Wisconsin Supreme Court Upholds Anti-Union Law

On June 14th, the Wisconsin Supreme Court upheld the state’s anti-union law, referred to as the “Budget Repair Law.” On May 26, 2011, a Wisconsin Circuit Court had invalidated Wisconsin’s anti-union law, finding the Legislature passed it in violation of the state’s open meeting law. Today’s decision overturns the Circuit Court’s ruling.

The Supreme Court found the Circuit Court decision interfered with the powers of the Legislature, violating separation of powers.  Separation of powers is a legal concept each of the three branches of government have separate rights and authority. Each branch may only exercise those powers granted by the Constitution and may not exercise any rights or powers which are exclusively granted to another branch. The Court also found the Legislature complied with state constitutional requirements by posting the bill on three bulletin boards approximately one hour and fifty minutes before the vote took place.

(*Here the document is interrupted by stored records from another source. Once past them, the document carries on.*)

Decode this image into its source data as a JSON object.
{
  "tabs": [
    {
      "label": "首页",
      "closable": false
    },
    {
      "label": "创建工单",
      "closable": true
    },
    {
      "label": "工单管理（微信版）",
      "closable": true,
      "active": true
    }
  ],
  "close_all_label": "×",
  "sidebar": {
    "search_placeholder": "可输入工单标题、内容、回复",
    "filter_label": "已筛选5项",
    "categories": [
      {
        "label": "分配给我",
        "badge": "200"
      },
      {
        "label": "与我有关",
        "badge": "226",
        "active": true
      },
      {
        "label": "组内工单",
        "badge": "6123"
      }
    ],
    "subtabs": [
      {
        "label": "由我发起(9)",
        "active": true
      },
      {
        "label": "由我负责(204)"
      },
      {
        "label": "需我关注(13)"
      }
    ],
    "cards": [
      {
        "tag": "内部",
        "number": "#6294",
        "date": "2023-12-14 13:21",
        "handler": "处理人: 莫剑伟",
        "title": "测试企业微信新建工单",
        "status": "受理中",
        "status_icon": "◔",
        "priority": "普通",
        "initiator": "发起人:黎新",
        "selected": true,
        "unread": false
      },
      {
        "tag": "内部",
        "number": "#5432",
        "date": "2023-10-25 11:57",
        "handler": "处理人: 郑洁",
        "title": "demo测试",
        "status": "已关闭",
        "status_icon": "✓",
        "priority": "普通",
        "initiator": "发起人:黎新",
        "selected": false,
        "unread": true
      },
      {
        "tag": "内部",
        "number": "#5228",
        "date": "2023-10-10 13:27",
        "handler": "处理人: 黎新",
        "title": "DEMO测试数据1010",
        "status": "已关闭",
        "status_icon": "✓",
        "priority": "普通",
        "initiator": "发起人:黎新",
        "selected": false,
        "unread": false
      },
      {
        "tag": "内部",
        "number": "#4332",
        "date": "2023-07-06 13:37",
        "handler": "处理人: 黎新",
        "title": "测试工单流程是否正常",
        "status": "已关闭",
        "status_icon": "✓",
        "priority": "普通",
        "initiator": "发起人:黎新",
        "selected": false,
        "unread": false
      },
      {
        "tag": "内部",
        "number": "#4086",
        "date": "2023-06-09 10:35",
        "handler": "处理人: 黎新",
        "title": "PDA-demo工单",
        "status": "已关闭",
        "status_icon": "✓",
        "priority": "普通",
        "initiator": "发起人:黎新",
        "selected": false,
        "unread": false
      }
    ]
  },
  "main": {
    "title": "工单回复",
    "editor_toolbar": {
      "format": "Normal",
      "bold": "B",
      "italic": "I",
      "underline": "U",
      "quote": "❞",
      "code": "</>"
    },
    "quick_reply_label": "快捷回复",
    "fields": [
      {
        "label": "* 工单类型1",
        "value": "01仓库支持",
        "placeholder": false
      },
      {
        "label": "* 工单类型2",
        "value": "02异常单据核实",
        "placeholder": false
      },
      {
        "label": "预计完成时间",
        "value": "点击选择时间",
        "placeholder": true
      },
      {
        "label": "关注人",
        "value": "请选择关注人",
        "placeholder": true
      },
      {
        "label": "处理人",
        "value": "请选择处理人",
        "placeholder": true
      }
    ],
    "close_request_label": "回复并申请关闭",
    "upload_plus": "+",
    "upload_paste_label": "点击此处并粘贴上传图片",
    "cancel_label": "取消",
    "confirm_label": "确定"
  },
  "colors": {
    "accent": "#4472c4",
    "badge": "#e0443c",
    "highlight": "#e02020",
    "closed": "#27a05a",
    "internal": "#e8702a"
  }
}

Wisconsin’s “Budget Repair Law” is a direct attack on public-sector unions. The bill significantly restricts the scope of bargaining and requires union re-certification every year. The law also bans local governments from deducting dues and allows union members to refuse to pay their fair share for union representation. The battle over the law now shifts to the ballot box where six of the nineteen state senators who voted for the bill face will face recall elections on July 12th.